• **Records for the exercise**:
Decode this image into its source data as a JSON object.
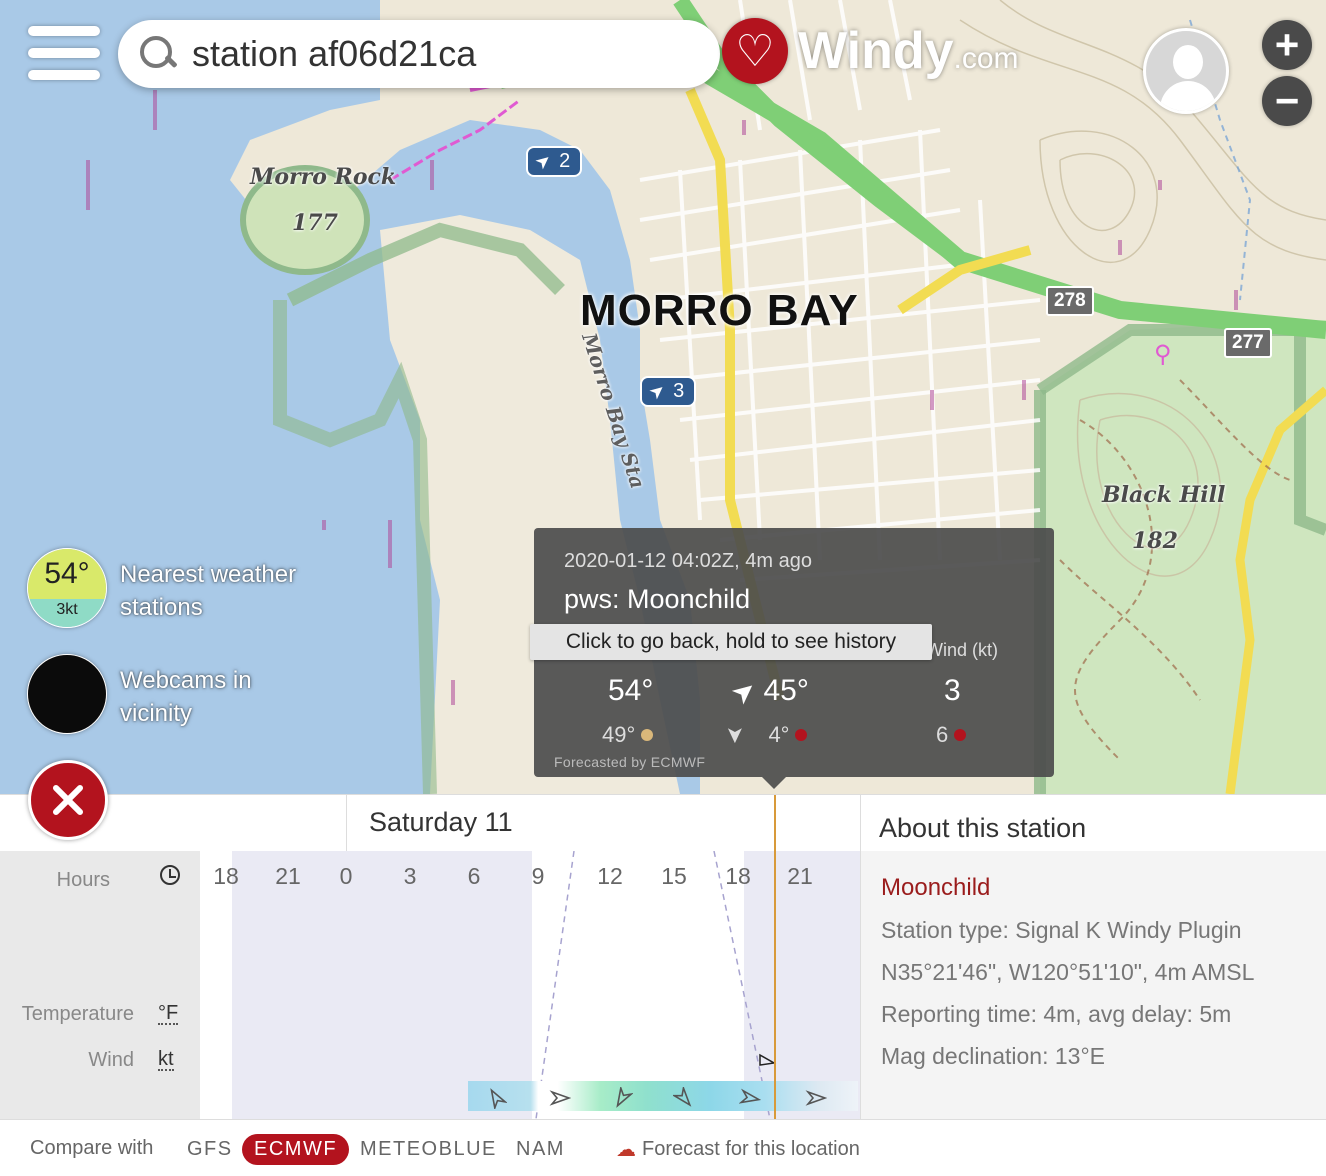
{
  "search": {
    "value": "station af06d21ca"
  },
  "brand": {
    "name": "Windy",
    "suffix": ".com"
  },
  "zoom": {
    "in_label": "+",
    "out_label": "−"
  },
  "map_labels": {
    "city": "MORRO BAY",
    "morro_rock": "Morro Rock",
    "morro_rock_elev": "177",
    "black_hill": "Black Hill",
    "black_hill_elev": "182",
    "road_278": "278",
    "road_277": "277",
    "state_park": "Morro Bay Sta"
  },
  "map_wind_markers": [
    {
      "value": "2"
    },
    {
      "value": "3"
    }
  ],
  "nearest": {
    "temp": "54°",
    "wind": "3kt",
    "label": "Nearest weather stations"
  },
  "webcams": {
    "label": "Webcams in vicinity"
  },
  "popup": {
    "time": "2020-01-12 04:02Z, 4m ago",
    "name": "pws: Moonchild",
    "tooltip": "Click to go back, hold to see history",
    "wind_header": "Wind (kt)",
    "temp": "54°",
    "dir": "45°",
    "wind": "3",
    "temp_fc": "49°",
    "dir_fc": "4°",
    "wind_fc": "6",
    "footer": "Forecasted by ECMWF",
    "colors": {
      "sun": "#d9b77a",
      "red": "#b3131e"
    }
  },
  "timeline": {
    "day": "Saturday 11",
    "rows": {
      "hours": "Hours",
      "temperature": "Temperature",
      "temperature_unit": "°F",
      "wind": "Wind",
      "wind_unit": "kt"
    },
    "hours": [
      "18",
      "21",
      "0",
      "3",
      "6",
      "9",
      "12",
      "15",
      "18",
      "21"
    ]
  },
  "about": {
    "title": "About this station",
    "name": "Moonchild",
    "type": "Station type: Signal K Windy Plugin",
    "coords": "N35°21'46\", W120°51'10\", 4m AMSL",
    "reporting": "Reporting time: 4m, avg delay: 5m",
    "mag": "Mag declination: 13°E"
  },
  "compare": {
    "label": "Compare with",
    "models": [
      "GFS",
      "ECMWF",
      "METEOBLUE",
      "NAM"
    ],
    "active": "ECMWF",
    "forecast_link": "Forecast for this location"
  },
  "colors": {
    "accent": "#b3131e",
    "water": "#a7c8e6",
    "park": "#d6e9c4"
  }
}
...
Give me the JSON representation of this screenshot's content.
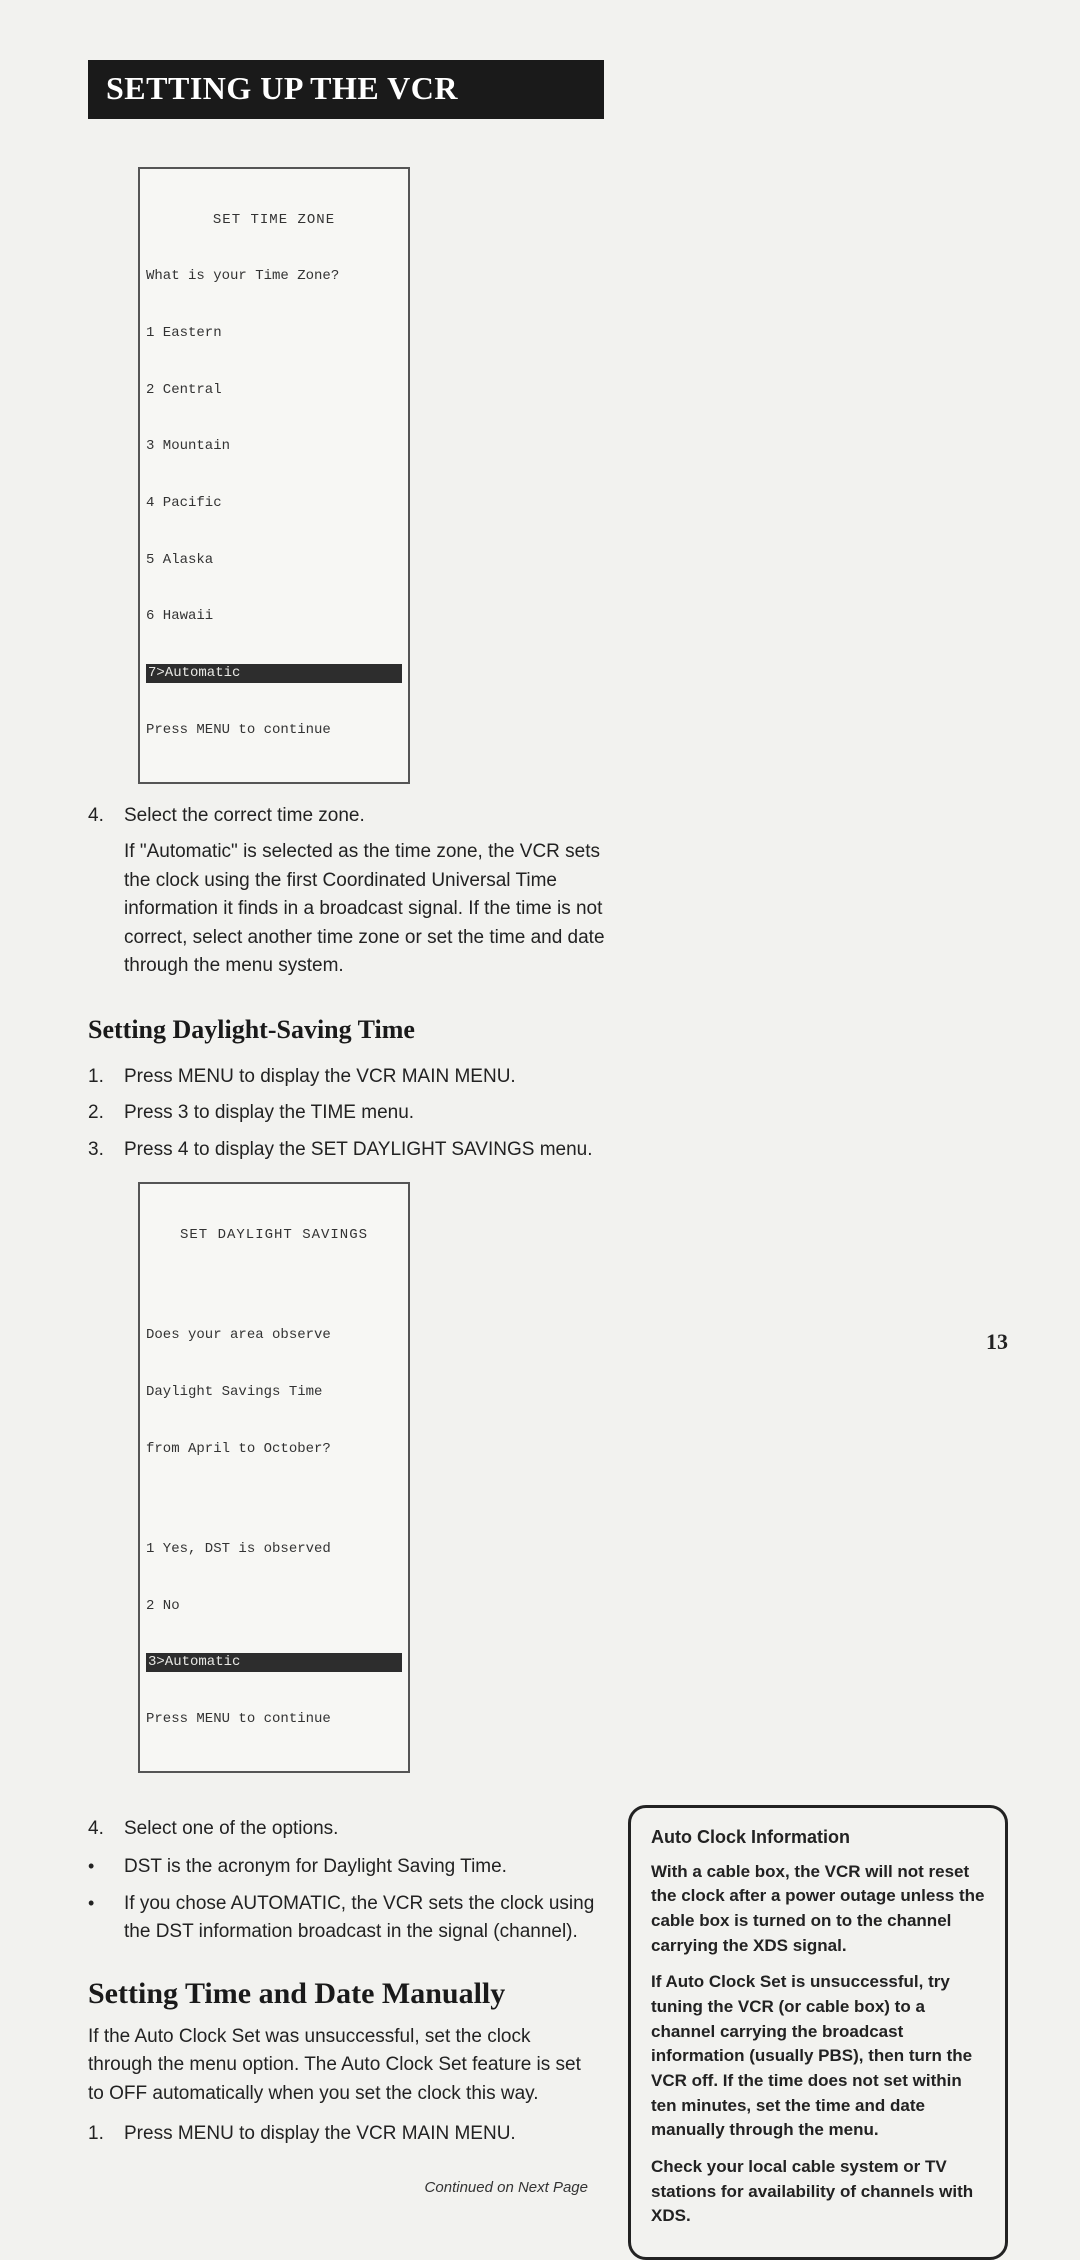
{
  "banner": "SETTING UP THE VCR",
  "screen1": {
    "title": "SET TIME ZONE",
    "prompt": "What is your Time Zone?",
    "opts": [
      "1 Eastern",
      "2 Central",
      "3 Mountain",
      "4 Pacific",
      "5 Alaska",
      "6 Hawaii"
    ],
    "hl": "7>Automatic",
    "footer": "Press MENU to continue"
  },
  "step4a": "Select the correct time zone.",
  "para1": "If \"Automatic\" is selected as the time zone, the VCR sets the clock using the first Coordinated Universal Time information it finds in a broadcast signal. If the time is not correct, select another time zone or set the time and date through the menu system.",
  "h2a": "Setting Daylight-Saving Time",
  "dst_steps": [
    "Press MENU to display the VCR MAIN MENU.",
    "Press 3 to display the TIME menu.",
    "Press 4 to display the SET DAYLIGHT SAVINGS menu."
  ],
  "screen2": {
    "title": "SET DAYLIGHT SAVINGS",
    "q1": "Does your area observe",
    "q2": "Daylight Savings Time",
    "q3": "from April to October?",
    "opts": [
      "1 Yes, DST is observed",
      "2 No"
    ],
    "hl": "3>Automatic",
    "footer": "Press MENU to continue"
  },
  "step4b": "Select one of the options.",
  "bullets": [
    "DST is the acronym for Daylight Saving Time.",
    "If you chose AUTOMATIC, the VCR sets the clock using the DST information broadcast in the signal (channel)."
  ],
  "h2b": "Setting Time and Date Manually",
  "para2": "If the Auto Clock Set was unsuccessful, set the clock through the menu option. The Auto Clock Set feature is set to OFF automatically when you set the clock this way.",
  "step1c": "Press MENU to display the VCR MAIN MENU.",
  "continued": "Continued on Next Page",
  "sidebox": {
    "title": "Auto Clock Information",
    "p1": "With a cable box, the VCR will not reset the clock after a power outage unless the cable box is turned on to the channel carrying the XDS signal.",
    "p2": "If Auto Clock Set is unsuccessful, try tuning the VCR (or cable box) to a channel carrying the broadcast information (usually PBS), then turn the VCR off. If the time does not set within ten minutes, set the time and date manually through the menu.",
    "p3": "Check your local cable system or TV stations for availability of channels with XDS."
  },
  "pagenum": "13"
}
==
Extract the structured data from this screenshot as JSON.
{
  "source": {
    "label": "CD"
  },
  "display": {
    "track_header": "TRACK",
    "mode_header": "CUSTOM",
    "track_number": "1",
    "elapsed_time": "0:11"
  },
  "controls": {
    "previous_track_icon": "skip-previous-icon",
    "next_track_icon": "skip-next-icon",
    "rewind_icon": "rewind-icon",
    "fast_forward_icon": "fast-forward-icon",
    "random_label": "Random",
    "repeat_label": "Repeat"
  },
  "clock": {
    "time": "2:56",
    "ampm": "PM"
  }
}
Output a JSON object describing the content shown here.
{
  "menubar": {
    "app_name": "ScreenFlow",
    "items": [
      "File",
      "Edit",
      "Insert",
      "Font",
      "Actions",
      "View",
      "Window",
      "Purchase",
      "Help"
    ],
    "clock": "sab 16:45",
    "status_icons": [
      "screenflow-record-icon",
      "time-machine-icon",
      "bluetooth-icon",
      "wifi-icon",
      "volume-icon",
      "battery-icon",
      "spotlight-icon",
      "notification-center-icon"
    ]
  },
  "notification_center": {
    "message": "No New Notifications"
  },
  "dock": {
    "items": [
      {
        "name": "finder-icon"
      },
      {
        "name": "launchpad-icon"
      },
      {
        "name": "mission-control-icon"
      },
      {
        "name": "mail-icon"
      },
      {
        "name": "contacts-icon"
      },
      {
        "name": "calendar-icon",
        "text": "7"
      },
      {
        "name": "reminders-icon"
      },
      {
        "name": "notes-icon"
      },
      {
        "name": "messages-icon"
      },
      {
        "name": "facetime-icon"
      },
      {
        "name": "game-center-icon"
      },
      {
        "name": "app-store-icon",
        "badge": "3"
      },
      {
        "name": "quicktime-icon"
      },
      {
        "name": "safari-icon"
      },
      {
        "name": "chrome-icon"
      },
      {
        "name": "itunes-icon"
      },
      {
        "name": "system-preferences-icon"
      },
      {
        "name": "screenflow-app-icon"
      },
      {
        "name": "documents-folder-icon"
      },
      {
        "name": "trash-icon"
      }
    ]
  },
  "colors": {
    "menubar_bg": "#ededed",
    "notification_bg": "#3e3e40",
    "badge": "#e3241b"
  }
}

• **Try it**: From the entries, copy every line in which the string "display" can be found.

• **Response box**:
    "Press MENU to display the VCR MAIN MENU.",
    "Press 3 to display the TIME menu.",
    "Press 4 to display the SET DAYLIGHT SAVINGS menu."
  "step1c": "Press MENU to display the VCR MAIN MENU.",
  "display": {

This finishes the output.